It should be understood that in our more than hundred years of our history, we have not incited even a single incident of violence,” says Tari.
They claim that the founder of the Ahmadiyya community used to compare himself to Prophet Muhammad which was “blatantly wrong and blasphemous in nature.” This claim is fiercely contested by the community. “We are not treated as Muslims in Pakistan.
The people there should understand that the Ahmadiyya Muslim Community is a sect of Islam. It is not a new religion. Mirza Ghulam Ahmad never described himself as being greater to the Prophet Muhammad. Moreover, it has been said that we provoke violence to gain sympathy from the West.
Despite the fact that thousands of Ahmadis pour into the town every year to attend the annual convention, yet the town lacks basic amenities. The street lights have been switched off for the last one decade because the local Municipal Committee (MC) owes Rs 26 lakh to the power utility. During the tenure of the gathering, held in December every year the members install their own street lights.
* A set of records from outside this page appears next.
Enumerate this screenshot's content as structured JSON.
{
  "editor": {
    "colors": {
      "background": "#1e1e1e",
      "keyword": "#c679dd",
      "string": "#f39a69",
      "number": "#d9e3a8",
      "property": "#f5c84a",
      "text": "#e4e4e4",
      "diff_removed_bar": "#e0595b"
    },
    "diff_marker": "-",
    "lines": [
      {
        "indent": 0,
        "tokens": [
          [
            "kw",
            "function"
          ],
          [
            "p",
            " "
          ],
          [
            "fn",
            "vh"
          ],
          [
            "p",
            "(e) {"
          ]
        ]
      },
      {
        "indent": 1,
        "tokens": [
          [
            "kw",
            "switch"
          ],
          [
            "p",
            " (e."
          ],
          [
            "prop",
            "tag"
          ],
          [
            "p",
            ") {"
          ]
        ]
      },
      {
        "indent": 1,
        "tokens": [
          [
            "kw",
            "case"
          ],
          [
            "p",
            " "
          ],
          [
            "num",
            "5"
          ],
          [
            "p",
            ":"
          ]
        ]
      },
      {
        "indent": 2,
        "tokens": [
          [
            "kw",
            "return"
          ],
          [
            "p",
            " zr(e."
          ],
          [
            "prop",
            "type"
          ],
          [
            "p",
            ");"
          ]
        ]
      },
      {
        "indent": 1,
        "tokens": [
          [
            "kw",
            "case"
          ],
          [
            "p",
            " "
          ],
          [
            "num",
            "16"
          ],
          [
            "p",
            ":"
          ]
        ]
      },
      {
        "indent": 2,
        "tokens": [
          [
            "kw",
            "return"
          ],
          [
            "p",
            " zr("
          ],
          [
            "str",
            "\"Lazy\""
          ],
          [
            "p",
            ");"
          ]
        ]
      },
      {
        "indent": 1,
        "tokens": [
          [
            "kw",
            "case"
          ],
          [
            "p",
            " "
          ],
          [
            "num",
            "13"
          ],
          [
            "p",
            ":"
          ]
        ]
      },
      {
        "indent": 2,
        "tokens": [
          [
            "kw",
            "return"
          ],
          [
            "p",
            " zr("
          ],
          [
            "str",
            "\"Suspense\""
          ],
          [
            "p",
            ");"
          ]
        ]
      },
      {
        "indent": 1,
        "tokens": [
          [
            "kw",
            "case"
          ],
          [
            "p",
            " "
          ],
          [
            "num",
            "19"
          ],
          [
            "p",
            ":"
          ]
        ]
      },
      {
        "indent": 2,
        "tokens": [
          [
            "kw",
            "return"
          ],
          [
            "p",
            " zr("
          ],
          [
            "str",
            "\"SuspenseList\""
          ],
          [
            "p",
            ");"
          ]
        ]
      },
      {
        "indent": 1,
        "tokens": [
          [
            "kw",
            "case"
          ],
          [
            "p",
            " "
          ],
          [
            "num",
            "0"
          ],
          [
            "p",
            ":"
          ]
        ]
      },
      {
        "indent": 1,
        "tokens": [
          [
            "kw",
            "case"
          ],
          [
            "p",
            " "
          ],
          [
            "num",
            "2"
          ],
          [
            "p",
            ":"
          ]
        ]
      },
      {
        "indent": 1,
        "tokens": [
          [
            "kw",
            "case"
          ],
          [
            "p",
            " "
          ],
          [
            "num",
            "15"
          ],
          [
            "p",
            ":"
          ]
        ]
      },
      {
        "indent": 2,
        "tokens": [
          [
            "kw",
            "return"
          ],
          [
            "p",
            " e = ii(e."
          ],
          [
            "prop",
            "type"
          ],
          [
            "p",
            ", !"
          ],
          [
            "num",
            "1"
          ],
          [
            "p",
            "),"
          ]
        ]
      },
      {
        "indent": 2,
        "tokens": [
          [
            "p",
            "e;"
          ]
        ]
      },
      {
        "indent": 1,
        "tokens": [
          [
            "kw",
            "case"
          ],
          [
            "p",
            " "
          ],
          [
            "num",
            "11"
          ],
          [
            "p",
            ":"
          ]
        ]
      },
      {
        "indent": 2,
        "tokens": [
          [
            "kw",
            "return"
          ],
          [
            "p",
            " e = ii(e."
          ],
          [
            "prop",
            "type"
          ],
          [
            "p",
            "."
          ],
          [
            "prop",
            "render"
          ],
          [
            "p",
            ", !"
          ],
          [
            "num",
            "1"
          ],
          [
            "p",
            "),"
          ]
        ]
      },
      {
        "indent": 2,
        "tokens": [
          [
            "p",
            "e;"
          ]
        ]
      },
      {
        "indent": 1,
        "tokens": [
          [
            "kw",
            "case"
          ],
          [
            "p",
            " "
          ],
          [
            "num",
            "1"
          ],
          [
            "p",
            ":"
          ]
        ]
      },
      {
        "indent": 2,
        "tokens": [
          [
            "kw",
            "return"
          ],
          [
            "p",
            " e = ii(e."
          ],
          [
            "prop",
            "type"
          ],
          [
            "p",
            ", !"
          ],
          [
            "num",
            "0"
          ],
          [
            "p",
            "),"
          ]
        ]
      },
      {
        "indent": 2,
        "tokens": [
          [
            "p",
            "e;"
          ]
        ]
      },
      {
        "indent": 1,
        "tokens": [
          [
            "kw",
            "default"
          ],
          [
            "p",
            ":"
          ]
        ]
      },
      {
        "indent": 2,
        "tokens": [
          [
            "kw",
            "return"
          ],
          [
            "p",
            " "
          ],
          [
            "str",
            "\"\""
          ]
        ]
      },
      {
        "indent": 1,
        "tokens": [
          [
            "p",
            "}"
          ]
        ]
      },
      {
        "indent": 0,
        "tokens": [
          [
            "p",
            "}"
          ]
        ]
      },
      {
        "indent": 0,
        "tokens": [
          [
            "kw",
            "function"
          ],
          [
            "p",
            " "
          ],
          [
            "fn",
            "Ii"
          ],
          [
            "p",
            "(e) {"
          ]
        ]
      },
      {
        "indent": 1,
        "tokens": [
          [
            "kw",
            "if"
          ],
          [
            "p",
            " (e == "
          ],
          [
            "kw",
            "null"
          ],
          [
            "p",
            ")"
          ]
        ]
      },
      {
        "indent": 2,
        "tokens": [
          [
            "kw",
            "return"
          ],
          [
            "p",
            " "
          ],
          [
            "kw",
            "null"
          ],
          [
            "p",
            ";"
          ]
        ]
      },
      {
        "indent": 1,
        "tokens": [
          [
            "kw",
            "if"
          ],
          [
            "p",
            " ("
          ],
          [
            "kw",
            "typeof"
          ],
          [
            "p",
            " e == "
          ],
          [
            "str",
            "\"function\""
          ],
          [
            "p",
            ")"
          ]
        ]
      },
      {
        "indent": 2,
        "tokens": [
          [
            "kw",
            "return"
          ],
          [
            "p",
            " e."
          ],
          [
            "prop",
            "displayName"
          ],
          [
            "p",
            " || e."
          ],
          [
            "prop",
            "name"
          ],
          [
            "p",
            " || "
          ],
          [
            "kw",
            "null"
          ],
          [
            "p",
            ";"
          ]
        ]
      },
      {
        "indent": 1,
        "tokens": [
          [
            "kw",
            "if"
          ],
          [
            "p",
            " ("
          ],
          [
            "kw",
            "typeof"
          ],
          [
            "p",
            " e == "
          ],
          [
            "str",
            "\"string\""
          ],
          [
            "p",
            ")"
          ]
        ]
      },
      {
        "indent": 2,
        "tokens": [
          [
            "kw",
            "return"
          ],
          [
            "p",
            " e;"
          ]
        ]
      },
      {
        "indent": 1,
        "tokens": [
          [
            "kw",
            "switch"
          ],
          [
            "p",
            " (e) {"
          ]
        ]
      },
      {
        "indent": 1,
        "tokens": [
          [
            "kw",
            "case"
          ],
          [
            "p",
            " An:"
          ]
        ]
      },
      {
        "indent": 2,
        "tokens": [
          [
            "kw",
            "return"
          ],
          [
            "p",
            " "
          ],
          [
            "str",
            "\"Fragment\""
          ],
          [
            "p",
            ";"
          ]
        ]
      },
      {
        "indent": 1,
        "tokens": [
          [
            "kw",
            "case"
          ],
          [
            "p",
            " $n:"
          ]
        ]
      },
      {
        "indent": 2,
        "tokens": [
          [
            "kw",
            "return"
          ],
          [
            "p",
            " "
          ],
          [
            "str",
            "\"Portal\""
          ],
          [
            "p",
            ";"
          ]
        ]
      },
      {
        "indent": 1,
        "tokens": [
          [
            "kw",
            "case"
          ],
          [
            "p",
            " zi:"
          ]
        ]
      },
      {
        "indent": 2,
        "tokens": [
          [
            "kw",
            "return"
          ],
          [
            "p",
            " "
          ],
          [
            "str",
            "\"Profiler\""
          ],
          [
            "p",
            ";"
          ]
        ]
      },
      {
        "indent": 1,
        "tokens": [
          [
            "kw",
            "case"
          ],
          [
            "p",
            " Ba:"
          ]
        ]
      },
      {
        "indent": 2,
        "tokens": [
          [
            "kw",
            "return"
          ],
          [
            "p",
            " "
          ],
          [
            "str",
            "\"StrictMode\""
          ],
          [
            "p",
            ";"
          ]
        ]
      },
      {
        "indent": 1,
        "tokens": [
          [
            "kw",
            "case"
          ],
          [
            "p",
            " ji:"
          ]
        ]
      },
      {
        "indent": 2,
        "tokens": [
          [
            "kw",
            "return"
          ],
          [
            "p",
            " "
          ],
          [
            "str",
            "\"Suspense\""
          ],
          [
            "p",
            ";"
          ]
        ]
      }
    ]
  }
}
The town lacks the facilities of a Sewerage Treatment Plant (STP), library, parks and a garbage dump. It also does not have stands for taxis, tongas and auto-rickshaws. Government bus services are limited while private bus operators cease their operations after 7pm. The MC water supply is limited to a few pockets of the town and that too, according to residents, is not fit for drinking. To compound matters, the supply is unregulated and insufficient and remains suspended for days if there is a snag in the water supply pumps. There is just one government run hospital but it is located on the periphery of the town. People avoid visiting the place because they have to shell out heavy amount of money to reach the hospital. Moreover, in the absence of medicines, patients themselves have to bear the costs following which people are seldom interested in coming to the hospital. A majority of the patients visit the hospital being run by the Ahmadiyya community which doctors say “is professionally managed and has no dearth of medicines.”
Press Secretary K. Tariq Ahmad said, “Obedience to the policies and plans of the ruling government and sympathy to mankind are the main features of the more than a hundred year old movement. We always engage ourselves in humanitarian activities whenever natural calamities occur in the shape of earthquakes, floods and epidemics. Our movement is spread across 206 countries and the community is a great cementing force for mankind articulating the theme of unity and understanding.” Notwithstanding the fact that talk of religious intolerance has been thick in the air for quite some time, speakers are encouraged to highlight the good points of other faiths without maligning any particular religion. Muslim speakers are encouraged to speak on Krishna and Hindu speakers were asked to speak on the teachings of Jesus Christ. The community has its own TV channel going by the name of Muslim Television Ahmadiyya (MTA) and has established 516 mission houses all around the world. The community has printing presses in 11 countries and it is these presses which have played a major role in dissemination of literature pertaining to the movement. Leading figures of the community say that a little known fact about the community is that it is the leading Islamic organization to categorically rejecting terrorism in any form.
“Our Founder held the view that ‘war of the sword’ had no place in the world. Instead, ‘war with the pen’ was a better option. That is why he penned nearly a 100 books on moderation and also on how to maintain restraint in the face of opposition from other parts of the Muslim world,” said Mohammad Gul, working with a US agency in Wade Island, Pennsylvania, USA.